19                        Provo next complains that his attorney used unreasonable persuasion to get him to accept the plea agreement when his attorney told him “that, if he went to trial, he would suffer more dire consequences than if he accepted the plea.”  However, the trial court, relying on Provo’s testimony at the Machner hearing and on the plea colloquy, expressly rejected this argument on credibility grounds.  The court found that “[Provo] entered a free and voluntary plea in this case.”  It is not our place to disturb this credibility determination.  See State v. Pote, 2003 WI App 31, ¶17, 260 Wis. 2d 426, 659 N.W.2d 82 (“We accept the trial court’s findings in this case inasmuch as they are largely based on its credibility determinations.”); State v. Hampton, 217 Wis. 2d 614, 623, 579 N.W.2d 260 (Ct. App. 1998).  Further, Provo has not made the transcript of the plea hearing a part of the record.  Consequently, we must assume that the transcript of that hearing supports the trial court’s finding that Provo’s plea was not coerced.  See State v. McAttee, 2001 WI App 262, ¶5 n.1, 248 Wis. 2d 865, 637 N.W.2d 774 (“It is the appellant’s responsibility to ensure completion of the appellate record and ‘when an appellate record is incomplete in connection with an issue raised by the appellant, we must assume that the missing material supports the trial court’s ruling.’”  (Citation omitted)).     

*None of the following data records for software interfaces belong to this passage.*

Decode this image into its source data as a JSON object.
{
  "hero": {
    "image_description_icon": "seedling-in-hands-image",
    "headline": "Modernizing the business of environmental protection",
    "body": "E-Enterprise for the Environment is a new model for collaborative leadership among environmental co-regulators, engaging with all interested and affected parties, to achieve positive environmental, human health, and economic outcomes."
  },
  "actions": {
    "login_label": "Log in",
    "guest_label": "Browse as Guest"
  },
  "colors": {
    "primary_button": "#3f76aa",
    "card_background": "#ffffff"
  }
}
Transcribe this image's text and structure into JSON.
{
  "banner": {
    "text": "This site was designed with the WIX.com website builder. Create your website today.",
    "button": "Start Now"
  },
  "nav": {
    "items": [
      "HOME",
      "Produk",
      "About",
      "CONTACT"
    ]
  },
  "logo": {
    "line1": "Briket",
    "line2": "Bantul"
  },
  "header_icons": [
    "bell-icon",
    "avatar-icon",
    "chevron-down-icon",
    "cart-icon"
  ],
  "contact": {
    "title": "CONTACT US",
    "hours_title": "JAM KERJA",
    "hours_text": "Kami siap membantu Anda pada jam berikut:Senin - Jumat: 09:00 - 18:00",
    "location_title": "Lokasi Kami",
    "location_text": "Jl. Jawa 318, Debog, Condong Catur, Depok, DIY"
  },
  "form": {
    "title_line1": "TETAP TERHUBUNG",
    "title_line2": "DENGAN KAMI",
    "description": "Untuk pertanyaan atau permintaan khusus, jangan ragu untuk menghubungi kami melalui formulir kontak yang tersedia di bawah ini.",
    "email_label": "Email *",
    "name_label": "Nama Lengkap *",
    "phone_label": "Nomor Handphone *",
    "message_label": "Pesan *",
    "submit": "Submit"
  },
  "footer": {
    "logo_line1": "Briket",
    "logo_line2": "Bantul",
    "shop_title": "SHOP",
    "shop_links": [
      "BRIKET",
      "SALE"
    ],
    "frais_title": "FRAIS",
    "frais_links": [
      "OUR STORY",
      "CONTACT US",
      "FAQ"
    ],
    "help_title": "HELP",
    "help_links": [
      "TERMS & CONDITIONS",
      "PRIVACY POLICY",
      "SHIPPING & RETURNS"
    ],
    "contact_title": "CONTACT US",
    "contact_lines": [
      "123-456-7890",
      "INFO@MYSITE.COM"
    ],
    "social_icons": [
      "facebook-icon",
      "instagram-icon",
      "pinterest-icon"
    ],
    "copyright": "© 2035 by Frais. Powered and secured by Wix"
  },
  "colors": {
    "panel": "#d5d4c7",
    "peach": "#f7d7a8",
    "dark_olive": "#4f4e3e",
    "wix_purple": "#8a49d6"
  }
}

20                        Finally, Provo submits that his counsel was ineffective for failing to advise Provo to tell the presentence investigator about his prior conviction in Michigan.  However, Provo admitted at the Machner hearing that his counsel did tell him that if he did not reveal the conviction and the presentence investigator discovered it, “it’s going to be bad for us.”  Given his counsel’s warning, we fail to see how Provo’s counsel’s representation was ineffective.  For the foregoing reasons, we reject Provo’s claims of ineffective assistance of counsel and affirm.

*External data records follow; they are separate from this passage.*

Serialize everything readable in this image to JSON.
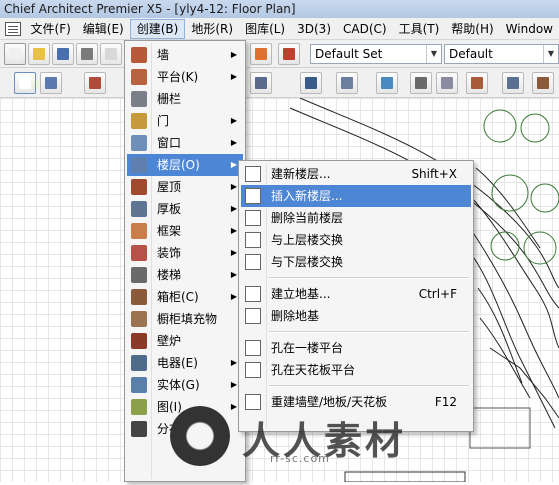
{
  "window": {
    "title": "Chief Architect Premier X5 - [yly4-12: Floor Plan]"
  },
  "menubar": {
    "items": [
      {
        "label": "文件(F)"
      },
      {
        "label": "编辑(E)"
      },
      {
        "label": "创建(B)",
        "active": true
      },
      {
        "label": "地形(R)"
      },
      {
        "label": "图库(L)"
      },
      {
        "label": "3D(3)"
      },
      {
        "label": "CAD(C)"
      },
      {
        "label": "工具(T)"
      },
      {
        "label": "帮助(H)"
      },
      {
        "label": "Window"
      }
    ]
  },
  "toolbar": {
    "layer_set": "Default Set",
    "style": "Default"
  },
  "create_menu": {
    "items": [
      {
        "label": "墙",
        "icon": "wall-icon",
        "color": "#b85a3a",
        "submenu": true
      },
      {
        "label": "平台(K)",
        "icon": "deck-icon",
        "color": "#b7633f",
        "submenu": true
      },
      {
        "label": "栅栏",
        "icon": "fence-icon",
        "color": "#7b7f8a",
        "submenu": false
      },
      {
        "label": "门",
        "icon": "door-icon",
        "color": "#c69a3b",
        "submenu": true
      },
      {
        "label": "窗口",
        "icon": "window-icon",
        "color": "#6e8fb8",
        "submenu": true
      },
      {
        "label": "楼层(O)",
        "icon": "floor-icon",
        "color": "#5f7fae",
        "submenu": true,
        "highlighted": true
      },
      {
        "label": "屋顶",
        "icon": "roof-icon",
        "color": "#a24a2e",
        "submenu": true
      },
      {
        "label": "厚板",
        "icon": "slab-icon",
        "color": "#607592",
        "submenu": true
      },
      {
        "label": "框架",
        "icon": "framing-icon",
        "color": "#c87d4a",
        "submenu": true
      },
      {
        "label": "装饰",
        "icon": "trim-icon",
        "color": "#b8514a",
        "submenu": true
      },
      {
        "label": "楼梯",
        "icon": "stairs-icon",
        "color": "#6a6a6a",
        "submenu": true
      },
      {
        "label": "箱柜(C)",
        "icon": "cabinet-icon",
        "color": "#8a5a3a",
        "submenu": true
      },
      {
        "label": "橱柜填充物",
        "icon": "cabinet-fill-icon",
        "color": "#9a7450",
        "submenu": false
      },
      {
        "label": "壁炉",
        "icon": "fireplace-icon",
        "color": "#8b3a2a",
        "submenu": false
      },
      {
        "label": "电器(E)",
        "icon": "electrical-icon",
        "color": "#4f6b8a",
        "submenu": true
      },
      {
        "label": "实体(G)",
        "icon": "solid-icon",
        "color": "#5a7fa8",
        "submenu": true
      },
      {
        "label": "图(I)",
        "icon": "image-icon",
        "color": "#8aa04a",
        "submenu": true
      },
      {
        "label": "分布对象",
        "icon": "distribute-icon",
        "color": "#444444",
        "submenu": false
      }
    ]
  },
  "floor_submenu": {
    "groups": [
      [
        {
          "label": "建新楼层...",
          "shortcut": "Shift+X",
          "icon": "new-floor-icon"
        },
        {
          "label": "插入新楼层...",
          "shortcut": "",
          "icon": "insert-floor-icon",
          "highlighted": true
        },
        {
          "label": "删除当前楼层",
          "shortcut": "",
          "icon": "delete-floor-icon"
        },
        {
          "label": "与上层楼交换",
          "shortcut": "",
          "icon": "swap-up-icon"
        },
        {
          "label": "与下层楼交换",
          "shortcut": "",
          "icon": "swap-down-icon"
        }
      ],
      [
        {
          "label": "建立地基...",
          "shortcut": "Ctrl+F",
          "icon": "foundation-icon"
        },
        {
          "label": "删除地基",
          "shortcut": "",
          "icon": "delete-foundation-icon"
        }
      ],
      [
        {
          "label": "孔在一楼平台",
          "shortcut": "",
          "icon": "hole-deck-icon"
        },
        {
          "label": "孔在天花板平台",
          "shortcut": "",
          "icon": "hole-ceiling-icon"
        }
      ],
      [
        {
          "label": "重建墙壁/地板/天花板",
          "shortcut": "F12",
          "icon": "rebuild-icon"
        }
      ]
    ]
  },
  "watermark": {
    "text": "人人素材",
    "sub": "rr-sc.com"
  }
}
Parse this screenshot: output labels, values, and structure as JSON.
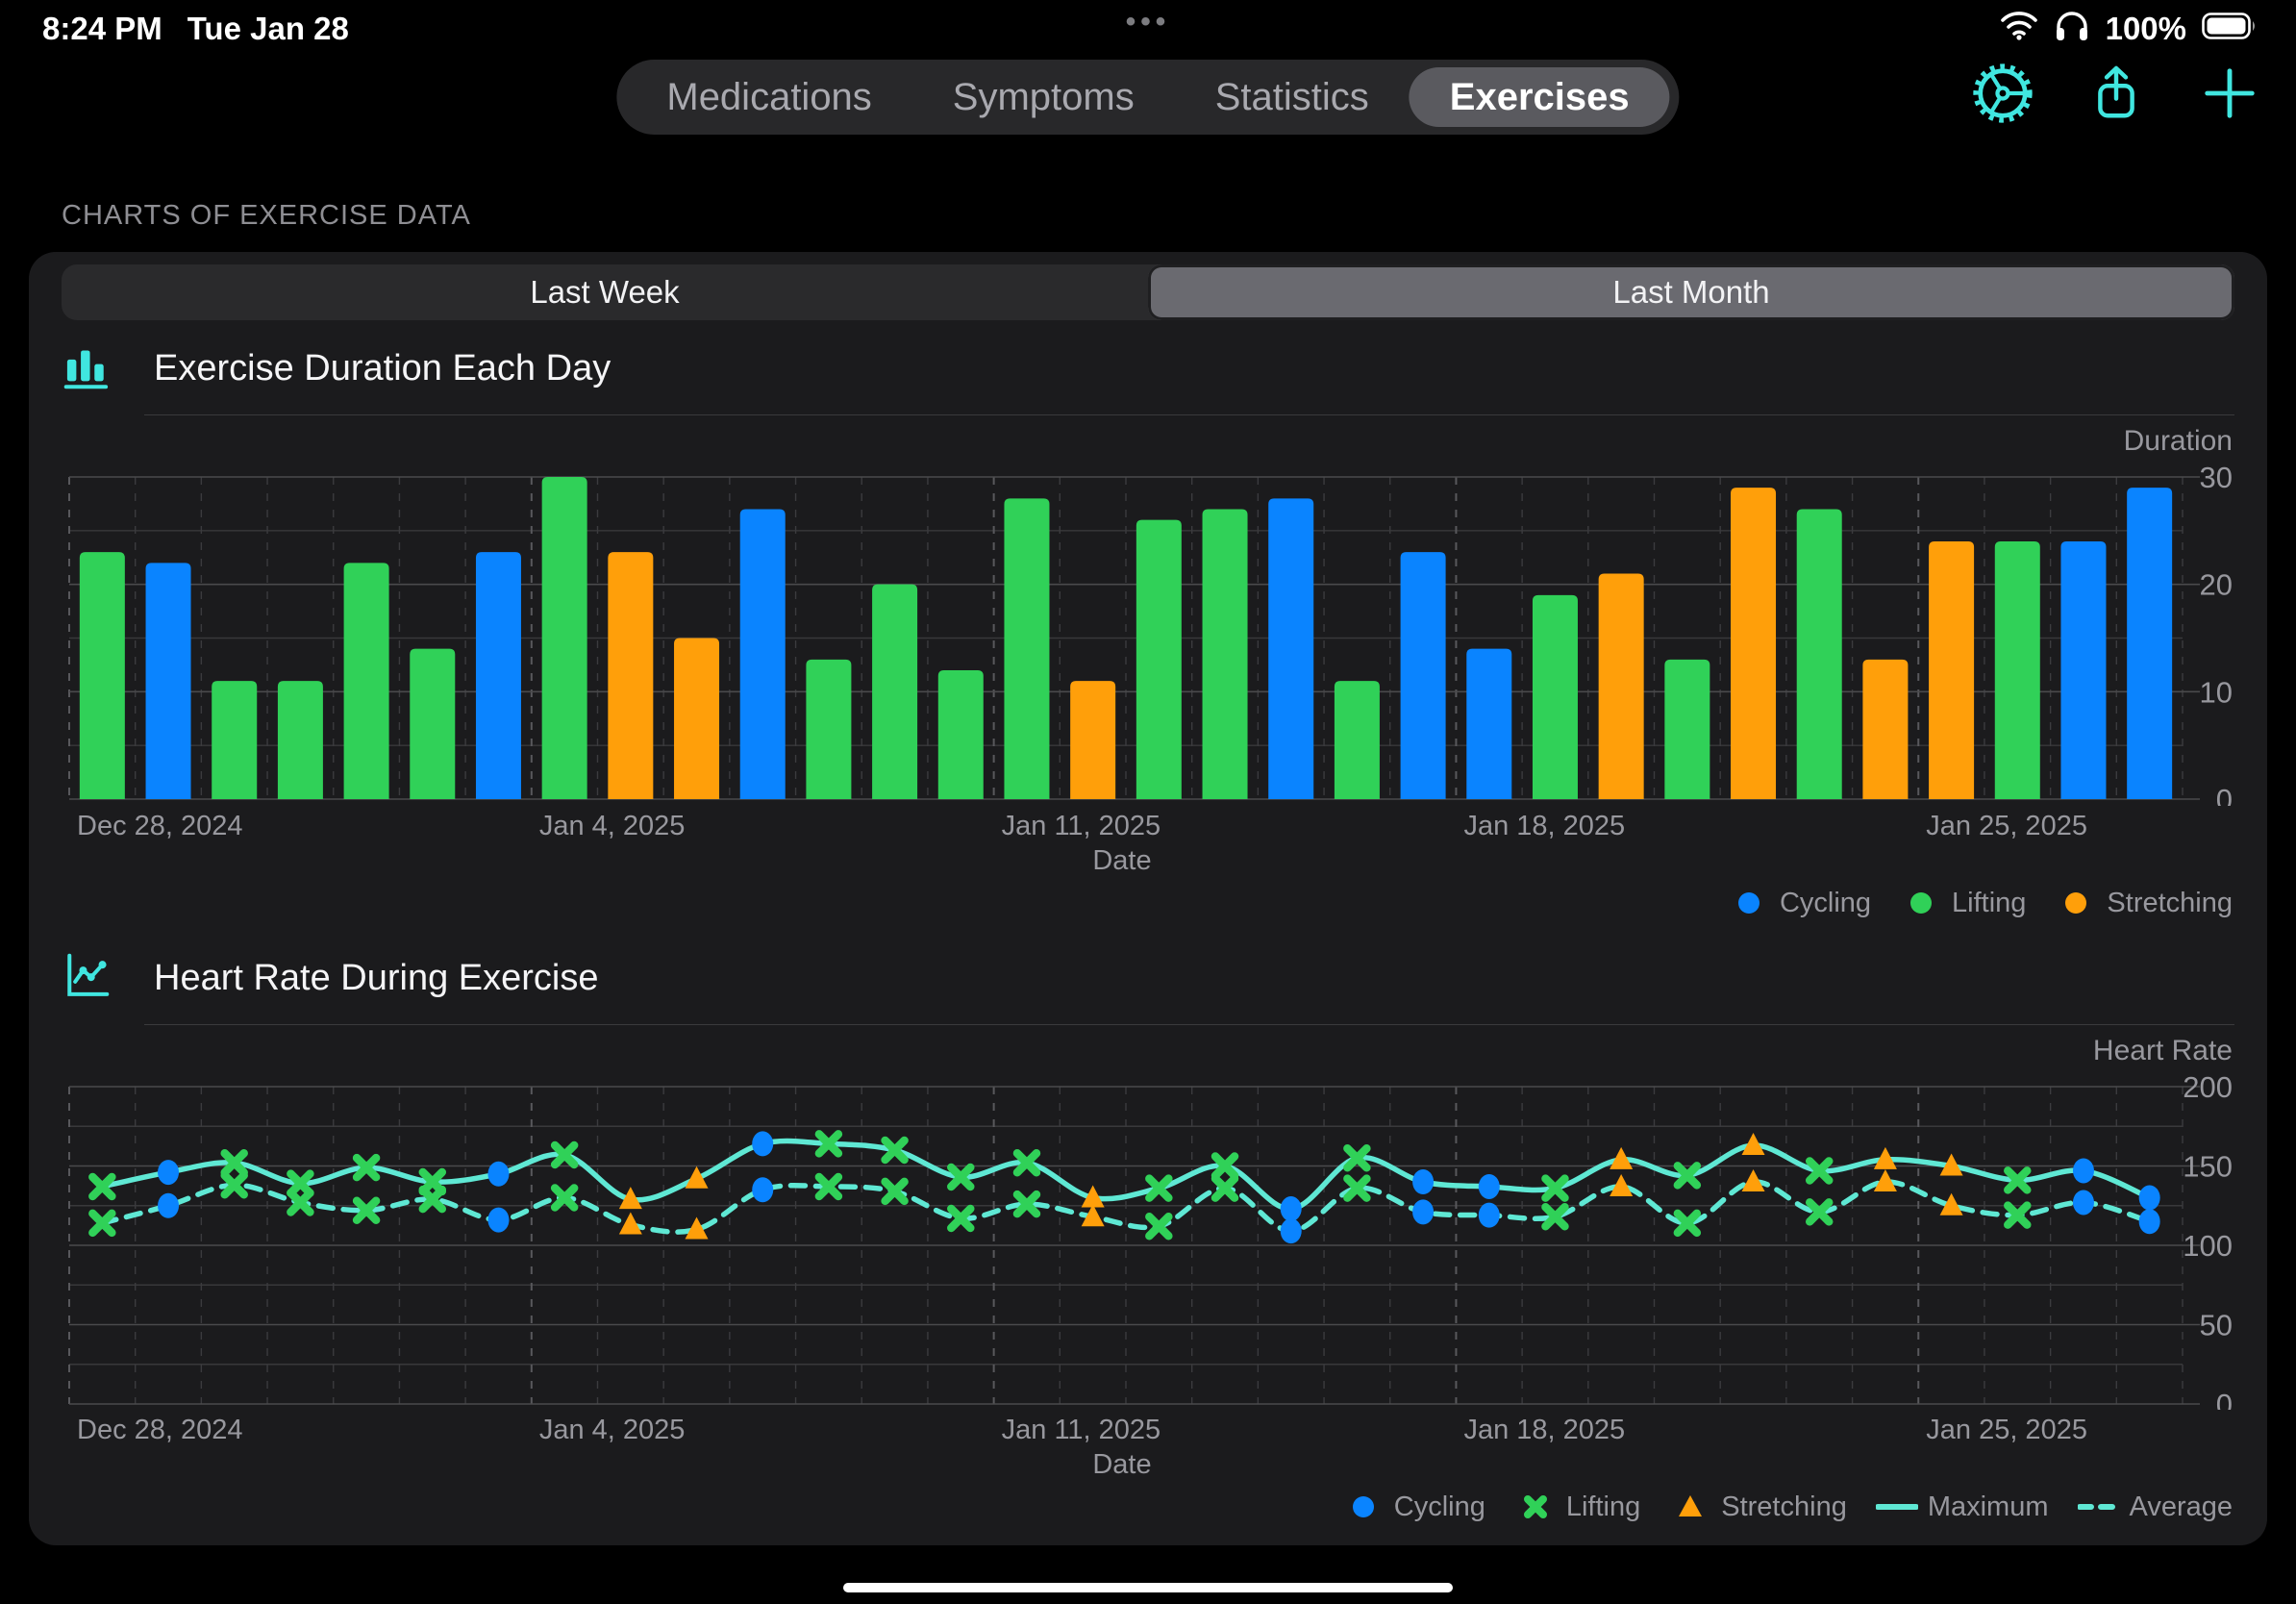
{
  "status_bar": {
    "time": "8:24 PM",
    "date": "Tue Jan 28",
    "battery_percent": "100%",
    "menu_dots": "•••"
  },
  "nav": {
    "tabs": [
      {
        "label": "Medications",
        "selected": false
      },
      {
        "label": "Symptoms",
        "selected": false
      },
      {
        "label": "Statistics",
        "selected": false
      },
      {
        "label": "Exercises",
        "selected": true
      }
    ],
    "action_icons": [
      "settings-gear-icon",
      "share-icon",
      "add-icon"
    ]
  },
  "section_title": "CHARTS OF EXERCISE DATA",
  "range_selector": {
    "options": [
      {
        "label": "Last Week",
        "selected": false
      },
      {
        "label": "Last Month",
        "selected": true
      }
    ]
  },
  "colors": {
    "accent_teal": "#40E6E0",
    "cycling_blue": "#0A84FF",
    "lifting_green": "#30D158",
    "stretching_orange": "#FF9F0A",
    "hr_line_mint": "#5FE8D4",
    "card_bg": "#1B1B1D",
    "grid_major": "#4A4A4C",
    "grid_minor": "#38383A",
    "label_gray": "#98989E"
  },
  "chart_data": [
    {
      "type": "bar",
      "title": "Exercise Duration Each Day",
      "icon": "bar-chart-icon",
      "ylabel": "Duration",
      "xlabel": "Date",
      "ylim": [
        0,
        30
      ],
      "yticks": [
        0,
        10,
        20,
        30
      ],
      "grid_step": 5,
      "x_tick_labels": [
        "Dec 28, 2024",
        "Jan 4, 2025",
        "Jan 11, 2025",
        "Jan 18, 2025",
        "Jan 25, 2025"
      ],
      "x_tick_days": [
        0,
        7,
        14,
        21,
        28
      ],
      "legend": [
        {
          "label": "Cycling",
          "marker": "circle",
          "color": "#0A84FF"
        },
        {
          "label": "Lifting",
          "marker": "circle",
          "color": "#30D158"
        },
        {
          "label": "Stretching",
          "marker": "circle",
          "color": "#FF9F0A"
        }
      ],
      "activity_colors": {
        "Cycling": "#0A84FF",
        "Lifting": "#30D158",
        "Stretching": "#FF9F0A"
      },
      "activities": [
        "Lifting",
        "Cycling",
        "Lifting",
        "Lifting",
        "Lifting",
        "Lifting",
        "Cycling",
        "Lifting",
        "Stretching",
        "Stretching",
        "Cycling",
        "Lifting",
        "Lifting",
        "Lifting",
        "Lifting",
        "Stretching",
        "Lifting",
        "Lifting",
        "Cycling",
        "Lifting",
        "Cycling",
        "Cycling",
        "Lifting",
        "Stretching",
        "Lifting",
        "Stretching",
        "Lifting",
        "Stretching",
        "Stretching",
        "Lifting",
        "Cycling",
        "Cycling"
      ],
      "values": [
        23,
        22,
        11,
        11,
        22,
        14,
        23,
        30,
        23,
        15,
        27,
        13,
        20,
        12,
        28,
        11,
        26,
        27,
        28,
        11,
        23,
        14,
        19,
        21,
        13,
        29,
        27,
        13,
        24,
        24,
        24,
        29
      ]
    },
    {
      "type": "line",
      "title": "Heart Rate During Exercise",
      "icon": "line-chart-icon",
      "ylabel": "Heart Rate",
      "xlabel": "Date",
      "ylim": [
        0,
        200
      ],
      "yticks": [
        0,
        50,
        100,
        150,
        200
      ],
      "grid_step": 25,
      "x_tick_labels": [
        "Dec 28, 2024",
        "Jan 4, 2025",
        "Jan 11, 2025",
        "Jan 18, 2025",
        "Jan 25, 2025"
      ],
      "x_tick_days": [
        0,
        7,
        14,
        21,
        28
      ],
      "legend": [
        {
          "label": "Cycling",
          "marker": "circle",
          "color": "#0A84FF"
        },
        {
          "label": "Lifting",
          "marker": "x",
          "color": "#30D158"
        },
        {
          "label": "Stretching",
          "marker": "triangle",
          "color": "#FF9F0A"
        },
        {
          "label": "Maximum",
          "marker": "solid-line",
          "color": "#5FE8D4"
        },
        {
          "label": "Average",
          "marker": "dashed-line",
          "color": "#5FE8D4"
        }
      ],
      "line_color": "#5FE8D4",
      "activity_colors": {
        "Cycling": "#0A84FF",
        "Lifting": "#30D158",
        "Stretching": "#FF9F0A"
      },
      "marker_activities": [
        "Lifting",
        "Cycling",
        "Lifting",
        "Lifting",
        "Lifting",
        "Lifting",
        "Cycling",
        "Lifting",
        "Stretching",
        "Stretching",
        "Cycling",
        "Lifting",
        "Lifting",
        "Lifting",
        "Lifting",
        "Stretching",
        "Lifting",
        "Lifting",
        "Cycling",
        "Lifting",
        "Cycling",
        "Cycling",
        "Lifting",
        "Stretching",
        "Lifting",
        "Stretching",
        "Lifting",
        "Stretching",
        "Stretching",
        "Lifting",
        "Cycling",
        "Cycling"
      ],
      "series": [
        {
          "name": "Maximum",
          "style": "solid",
          "values": [
            137,
            146,
            152,
            139,
            149,
            140,
            145,
            157,
            129,
            142,
            164,
            164,
            160,
            143,
            152,
            130,
            136,
            150,
            123,
            155,
            140,
            137,
            136,
            154,
            144,
            163,
            147,
            154,
            150,
            141,
            147,
            130
          ]
        },
        {
          "name": "Average",
          "style": "dashed",
          "values": [
            114,
            125,
            138,
            127,
            122,
            129,
            116,
            130,
            113,
            110,
            135,
            137,
            134,
            117,
            126,
            118,
            112,
            136,
            109,
            136,
            121,
            119,
            118,
            137,
            114,
            140,
            121,
            140,
            125,
            119,
            127,
            115
          ]
        }
      ]
    }
  ]
}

            By the Court.—Judgment and order affirmed.


[1]  All references to the Wisconsin Statutes are to the 2001-02 version unless otherwise noted.

[2]  State v. Machner, 92 Wis. 2d 797, 285 N.W.2d 905 (Ct. App. 1979).